Segment Start: The data

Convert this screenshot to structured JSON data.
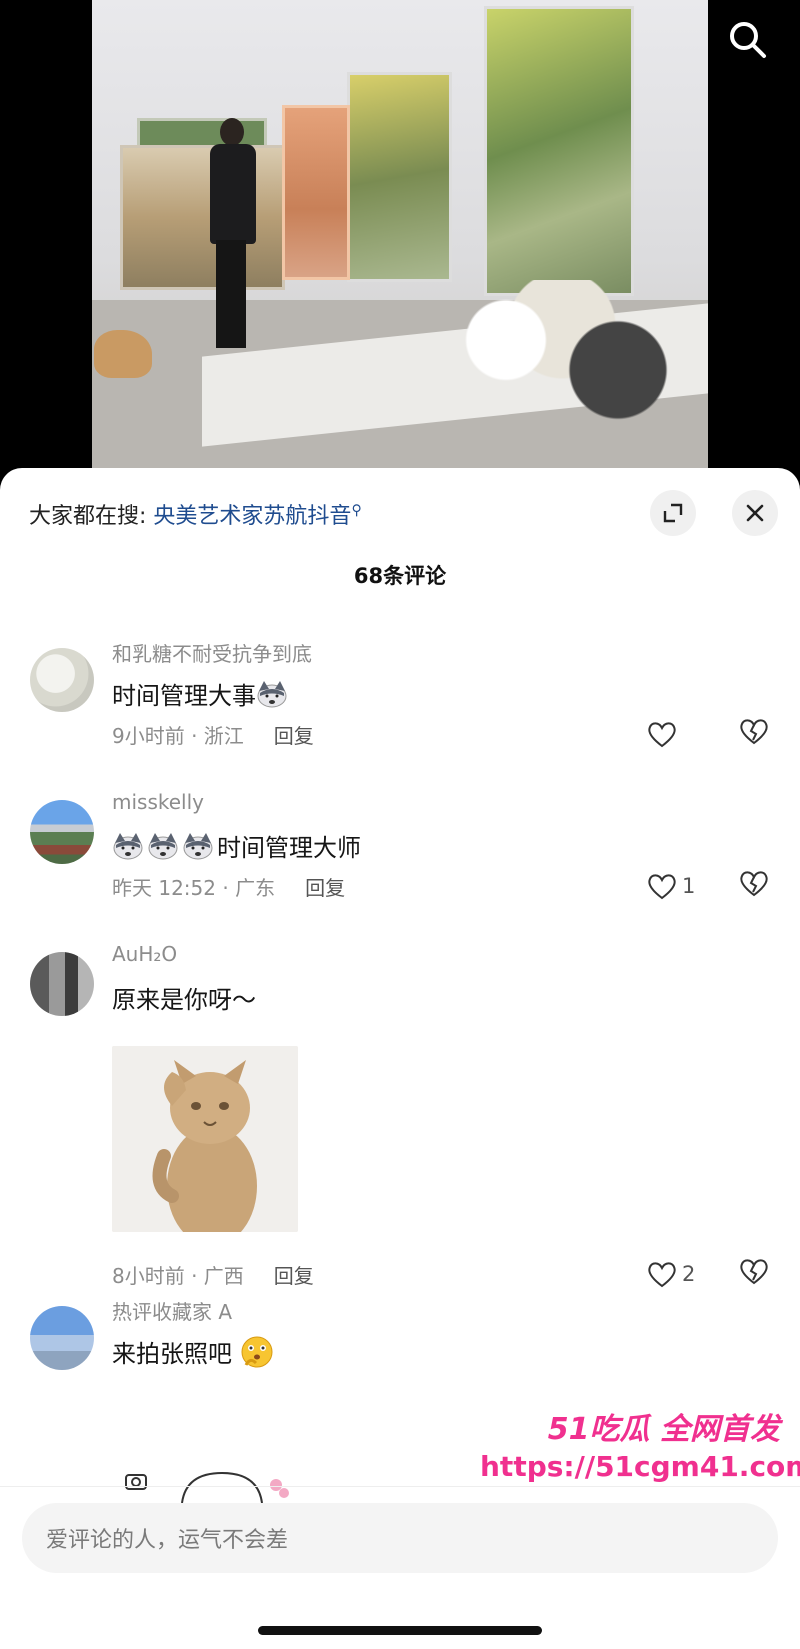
{
  "hot_search": {
    "prefix": "大家都在搜:",
    "term": "央美艺术家苏航抖音"
  },
  "comments_header": {
    "title": "68条评论"
  },
  "comments": [
    {
      "username": "和乳糖不耐受抗争到底",
      "text": "时间管理大事",
      "time_location": "9小时前 · 浙江",
      "reply_label": "回复",
      "likes": "",
      "emoji": "husky-emoji"
    },
    {
      "username": "misskelly",
      "text": "时间管理大师",
      "time_location": "昨天 12:52 · 广东",
      "reply_label": "回复",
      "likes": "1",
      "emoji": "husky-emoji"
    },
    {
      "username": "AuH₂O",
      "text": "原来是你呀～",
      "time_location": "8小时前 · 广西",
      "reply_label": "回复",
      "likes": "2",
      "sticker": "cat-salute-sticker"
    },
    {
      "username": "热评收藏家 A",
      "text": "来拍张照吧",
      "emoji": "thinking-face-emoji"
    }
  ],
  "watermark": {
    "line1": "51吃瓜 全网首发",
    "line2": "https://51cgm41.com"
  },
  "input": {
    "placeholder": "爱评论的人，运气不会差"
  },
  "colors": {
    "link_blue": "#1f4c8f",
    "watermark_pink": "#f0308f",
    "muted_text": "#8c8c8c"
  }
}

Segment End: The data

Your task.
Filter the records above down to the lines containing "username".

Response to the exercise.
      "username": "和乳糖不耐受抗争到底",
      "username": "misskelly",
      "username": "AuH₂O",
      "username": "热评收藏家 A",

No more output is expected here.